Assistant Professor of Applied Music and Performance; University Organist, Syracuse University

Annette Richards

Given Foundation Professor in the Humanities and University Organist, Cornell University

Holly Watkins

Chair and Associate Professor, Musicology, Eastman School of Music, University of Rochester

Roger Moseley

Associate Professor, Music, Cornell University

Group Members

  • Alexander Meszler, Lecturer in Music (Keyboard), Hamilton College
  • Theodora Serbanescu-Martin, Graduate Student, Cornell University
  • Anna Steppler, Graduate Student, Cornell University
  • Morton Wan, Graduate Student, Cornell University
  • Amanda Eubanks Winkler, Professor and Chair, Department of Art and Music Histories, Syracuse University
  • David Yearsley, Herbert Gussman Professor of Music, Cornell University

Group Outcomes

There were several noteworthy impacts from our activities:

  • The first being the expansion of our collaborative network across several Corridor institutions. Although some of the faculty had already known each other, it was exciting to introduce these colleagues to graduate student peers interested in similar areas of research.

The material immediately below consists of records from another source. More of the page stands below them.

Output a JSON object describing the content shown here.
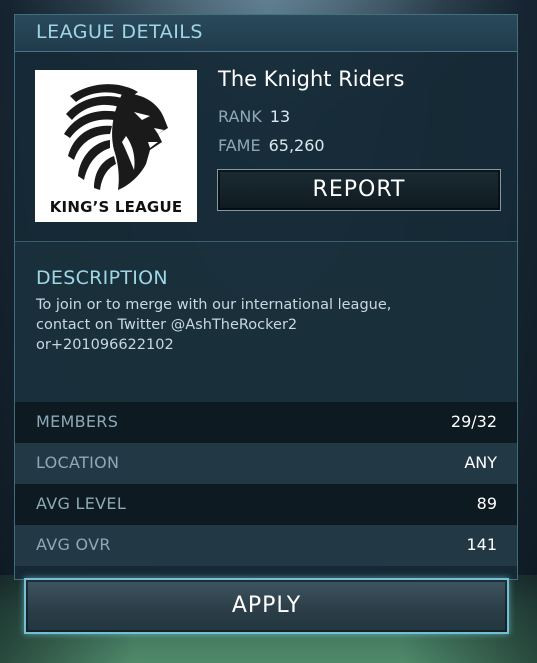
{
  "header": {
    "title": "LEAGUE DETAILS"
  },
  "league": {
    "logo_text": "KING’S LEAGUE",
    "name": "The Knight Riders",
    "rank_label": "RANK",
    "rank_value": "13",
    "fame_label": "FAME",
    "fame_value": "65,260",
    "report_label": "REPORT"
  },
  "description": {
    "title": "DESCRIPTION",
    "lines": [
      "To join or to merge with our international league,",
      "contact on Twitter @AshTheRocker2",
      "or+201096622102"
    ]
  },
  "info": [
    {
      "label": "MEMBERS",
      "value": "29/32"
    },
    {
      "label": "LOCATION",
      "value": "ANY"
    },
    {
      "label": "AVG LEVEL",
      "value": "89"
    },
    {
      "label": "AVG OVR",
      "value": "141"
    }
  ],
  "apply_label": "APPLY",
  "colors": {
    "accent": "#9fd6e6",
    "panel": "#162a36",
    "button_border": "#74bfd4"
  }
}
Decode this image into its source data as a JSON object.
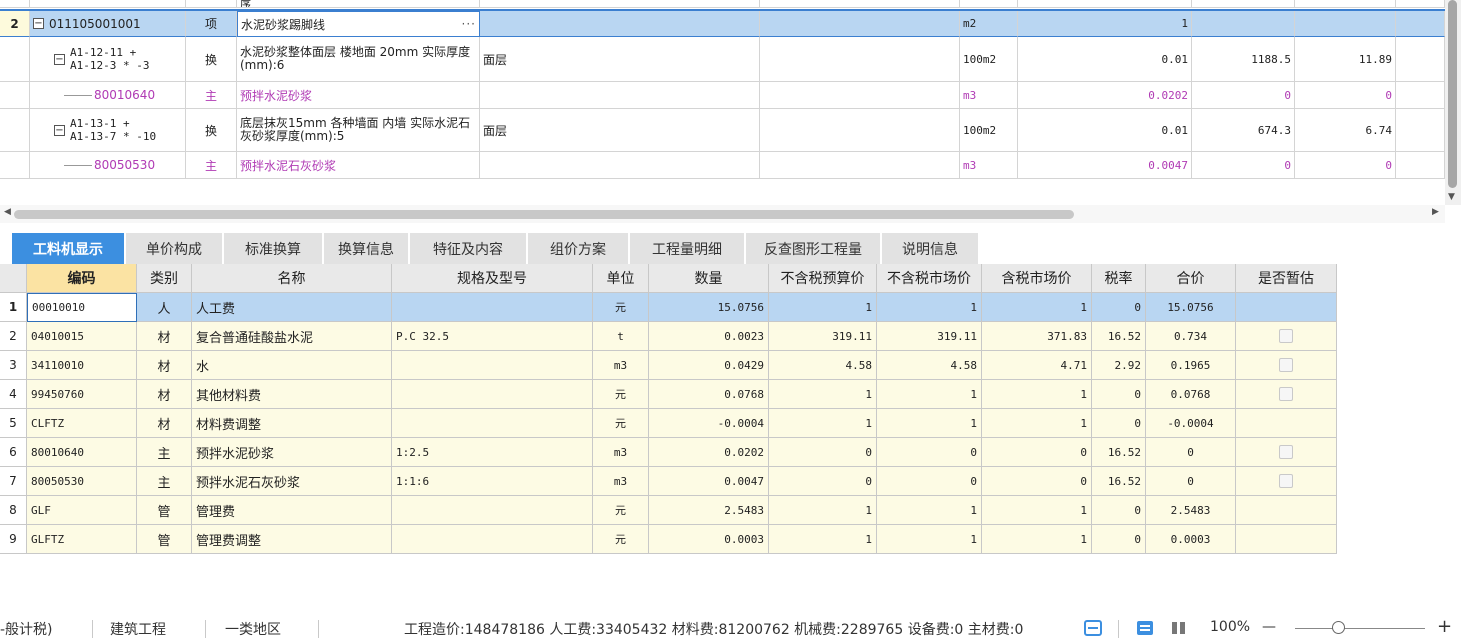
{
  "top_grid": {
    "partial_row_text": "序",
    "rows": [
      {
        "idx": "2",
        "code": "011105001001",
        "type": "项",
        "name": "水泥砂浆踢脚线",
        "feature": "",
        "unit": "m2",
        "qty": "1",
        "p1": "",
        "p2": "",
        "selected": true,
        "kind": "item"
      },
      {
        "idx": "",
        "code_line1": "A1-12-11 +",
        "code_line2": "A1-12-3 * -3",
        "type": "换",
        "name": "水泥砂浆整体面层 楼地面 20mm 实际厚度(mm):6",
        "feature": "面层",
        "unit": "100m2",
        "qty": "0.01",
        "p1": "1188.5",
        "p2": "11.89",
        "kind": "sub"
      },
      {
        "idx": "",
        "code": "80010640",
        "type": "主",
        "name": "预拌水泥砂浆",
        "feature": "",
        "unit": "m3",
        "qty": "0.0202",
        "p1": "0",
        "p2": "0",
        "kind": "main"
      },
      {
        "idx": "",
        "code_line1": "A1-13-1 +",
        "code_line2": "A1-13-7 * -10",
        "type": "换",
        "name": "底层抹灰15mm 各种墙面 内墙 实际水泥石灰砂浆厚度(mm):5",
        "feature": "面层",
        "unit": "100m2",
        "qty": "0.01",
        "p1": "674.3",
        "p2": "6.74",
        "kind": "sub"
      },
      {
        "idx": "",
        "code": "80050530",
        "type": "主",
        "name": "预拌水泥石灰砂浆",
        "feature": "",
        "unit": "m3",
        "qty": "0.0047",
        "p1": "0",
        "p2": "0",
        "kind": "main"
      }
    ],
    "more_icon": "ellipsis-icon"
  },
  "tabs": [
    "工料机显示",
    "单价构成",
    "标准换算",
    "换算信息",
    "特征及内容",
    "组价方案",
    "工程量明细",
    "反查图形工程量",
    "说明信息"
  ],
  "active_tab": 0,
  "table": {
    "headers": [
      "编码",
      "类别",
      "名称",
      "规格及型号",
      "单位",
      "数量",
      "不含税预算价",
      "不含税市场价",
      "含税市场价",
      "税率",
      "合价",
      "是否暂估"
    ],
    "rows": [
      {
        "idx": "1",
        "code": "00010010",
        "cat": "人",
        "name": "人工费",
        "spec": "",
        "unit": "元",
        "qty": "15.0756",
        "p1": "1",
        "p2": "1",
        "p3": "1",
        "rate": "0",
        "total": "15.0756",
        "chk": false
      },
      {
        "idx": "2",
        "code": "04010015",
        "cat": "材",
        "name": "复合普通硅酸盐水泥",
        "spec": "P.C 32.5",
        "unit": "t",
        "qty": "0.0023",
        "p1": "319.11",
        "p2": "319.11",
        "p3": "371.83",
        "rate": "16.52",
        "total": "0.734",
        "chk": true
      },
      {
        "idx": "3",
        "code": "34110010",
        "cat": "材",
        "name": "水",
        "spec": "",
        "unit": "m3",
        "qty": "0.0429",
        "p1": "4.58",
        "p2": "4.58",
        "p3": "4.71",
        "rate": "2.92",
        "total": "0.1965",
        "chk": true
      },
      {
        "idx": "4",
        "code": "99450760",
        "cat": "材",
        "name": "其他材料费",
        "spec": "",
        "unit": "元",
        "qty": "0.0768",
        "p1": "1",
        "p2": "1",
        "p3": "1",
        "rate": "0",
        "total": "0.0768",
        "chk": true
      },
      {
        "idx": "5",
        "code": "CLFTZ",
        "cat": "材",
        "name": "材料费调整",
        "spec": "",
        "unit": "元",
        "qty": "-0.0004",
        "p1": "1",
        "p2": "1",
        "p3": "1",
        "rate": "0",
        "total": "-0.0004",
        "chk": false
      },
      {
        "idx": "6",
        "code": "80010640",
        "cat": "主",
        "name": "预拌水泥砂浆",
        "spec": "1:2.5",
        "unit": "m3",
        "qty": "0.0202",
        "p1": "0",
        "p2": "0",
        "p3": "0",
        "rate": "16.52",
        "total": "0",
        "chk": true
      },
      {
        "idx": "7",
        "code": "80050530",
        "cat": "主",
        "name": "预拌水泥石灰砂浆",
        "spec": "1:1:6",
        "unit": "m3",
        "qty": "0.0047",
        "p1": "0",
        "p2": "0",
        "p3": "0",
        "rate": "16.52",
        "total": "0",
        "chk": true
      },
      {
        "idx": "8",
        "code": "GLF",
        "cat": "管",
        "name": "管理费",
        "spec": "",
        "unit": "元",
        "qty": "2.5483",
        "p1": "1",
        "p2": "1",
        "p3": "1",
        "rate": "0",
        "total": "2.5483",
        "chk": false
      },
      {
        "idx": "9",
        "code": "GLFTZ",
        "cat": "管",
        "name": "管理费调整",
        "spec": "",
        "unit": "元",
        "qty": "0.0003",
        "p1": "1",
        "p2": "1",
        "p3": "1",
        "rate": "0",
        "total": "0.0003",
        "chk": false
      }
    ]
  },
  "status": {
    "tax_mode": "-般计税)",
    "discipline": "建筑工程",
    "region": "一类地区",
    "summary": "工程造价:148478186  人工费:33405432  材料费:81200762  机械费:2289765  设备费:0  主材费:0",
    "zoom": "100%",
    "zoom_out": "—",
    "zoom_in": "+"
  },
  "colors": {
    "accent": "#3c8fe0",
    "selected_row": "#b9d6f2",
    "yellow_cell": "#fdfbe4",
    "purple_text": "#b03ab4"
  }
}
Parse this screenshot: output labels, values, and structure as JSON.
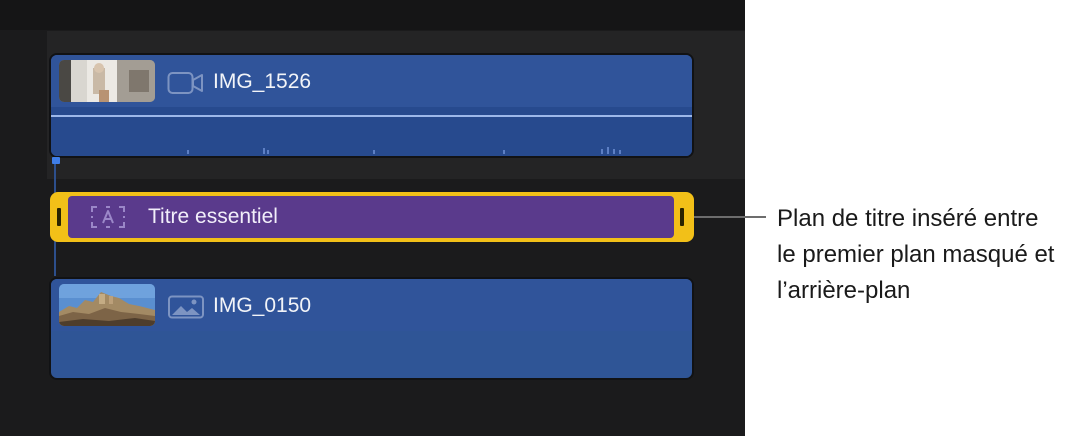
{
  "timeline": {
    "clips": {
      "video_clip": {
        "name": "IMG_1526",
        "icon": "video-camera-icon"
      },
      "title_clip": {
        "name": "Titre essentiel",
        "icon": "title-text-icon"
      },
      "photo_clip": {
        "name": "IMG_0150",
        "icon": "photo-icon"
      }
    },
    "colors": {
      "clip_blue": "#30549a",
      "title_purple": "#5a3a8c",
      "selection_yellow": "#f2c018",
      "playhead_blue": "#3f7ee8"
    }
  },
  "callout": {
    "text": "Plan de titre inséré entre le premier plan masqué et l’arrière-plan"
  }
}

Relatedly, some of these graduate students plan to develop their investigations into publishable essays, new media projects, or mini-workshops/conferences in future semesters.
  • Three projects stand out among those who presented in our final meeting: an eco-critical study of organ-building in the Philippines (with a focus on the history of bamboo harvest and extraction involved in this process); a consideration of the Dactylion as disciplinary technology, artifact of waste, and sign of overproduction in nineteenth-century Europe; and instrument-making excursions undertaken between China and our homebase of Cornell University during the early twentieth century.
  • We also engaged in enlightening discussions about the relationship between cultural sustainability (especially the restoration, curation, and conservatorship of historical keyboards) and environmental sustainability, thus generating insights that, we believe, may enhance our digital presence and community engagement efforts down the line.
  • More broadly, our research methods have been influenced significantly by this reading group, enabling a greater sensitivity toward the materials, resources, logics, ideologies, and infrastructures that pervade keyboard-music history.